> [What is expected]: Please copy the listing below in its entirety, without alteration.

##### Task data #####

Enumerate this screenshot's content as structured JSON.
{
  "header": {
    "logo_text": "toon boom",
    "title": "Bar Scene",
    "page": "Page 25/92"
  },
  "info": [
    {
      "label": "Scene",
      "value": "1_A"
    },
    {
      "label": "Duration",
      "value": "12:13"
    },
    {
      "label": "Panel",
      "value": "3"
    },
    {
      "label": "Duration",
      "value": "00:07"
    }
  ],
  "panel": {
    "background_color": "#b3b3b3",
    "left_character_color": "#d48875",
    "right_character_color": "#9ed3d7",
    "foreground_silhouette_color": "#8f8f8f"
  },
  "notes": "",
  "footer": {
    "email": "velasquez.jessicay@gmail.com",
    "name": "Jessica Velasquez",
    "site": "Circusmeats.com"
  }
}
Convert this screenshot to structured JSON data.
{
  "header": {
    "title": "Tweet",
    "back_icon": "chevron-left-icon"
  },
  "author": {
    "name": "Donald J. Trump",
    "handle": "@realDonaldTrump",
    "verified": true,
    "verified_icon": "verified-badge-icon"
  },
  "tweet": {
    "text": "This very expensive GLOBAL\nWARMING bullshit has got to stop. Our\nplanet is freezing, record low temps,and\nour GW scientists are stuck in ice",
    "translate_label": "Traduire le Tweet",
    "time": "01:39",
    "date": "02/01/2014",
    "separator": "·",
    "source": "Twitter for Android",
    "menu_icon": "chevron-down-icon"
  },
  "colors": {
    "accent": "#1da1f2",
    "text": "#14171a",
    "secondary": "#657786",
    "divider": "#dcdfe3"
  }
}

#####

> [Problem solution]:
Enumerate this screenshot's content as structured JSON.
{
  "header": {
    "logo_text": "toon boom",
    "title": "Bar Scene",
    "page": "Page 25/92"
  },
  "info": [
    {
      "label": "Scene",
      "value": "1_A"
    },
    {
      "label": "Duration",
      "value": "12:13"
    },
    {
      "label": "Panel",
      "value": "3"
    },
    {
      "label": "Duration",
      "value": "00:07"
    }
  ],
  "panel": {
    "background_color": "#b3b3b3",
    "left_character_color": "#d48875",
    "right_character_color": "#9ed3d7",
    "foreground_silhouette_color": "#8f8f8f"
  },
  "notes": "",
  "footer": {
    "email": "velasquez.jessicay@gmail.com",
    "name": "Jessica Velasquez",
    "site": "Circusmeats.com"
  }
}
Convert this screenshot to structured JSON data.
{
  "header": {
    "title": "Tweet",
    "back_icon": "chevron-left-icon"
  },
  "author": {
    "name": "Donald J. Trump",
    "handle": "@realDonaldTrump",
    "verified": true,
    "verified_icon": "verified-badge-icon"
  },
  "tweet": {
    "text": "This very expensive GLOBAL\nWARMING bullshit has got to stop. Our\nplanet is freezing, record low temps,and\nour GW scientists are stuck in ice",
    "translate_label": "Traduire le Tweet",
    "time": "01:39",
    "date": "02/01/2014",
    "separator": "·",
    "source": "Twitter for Android",
    "menu_icon": "chevron-down-icon"
  },
  "colors": {
    "accent": "#1da1f2",
    "text": "#14171a",
    "secondary": "#657786",
    "divider": "#dcdfe3"
  }
}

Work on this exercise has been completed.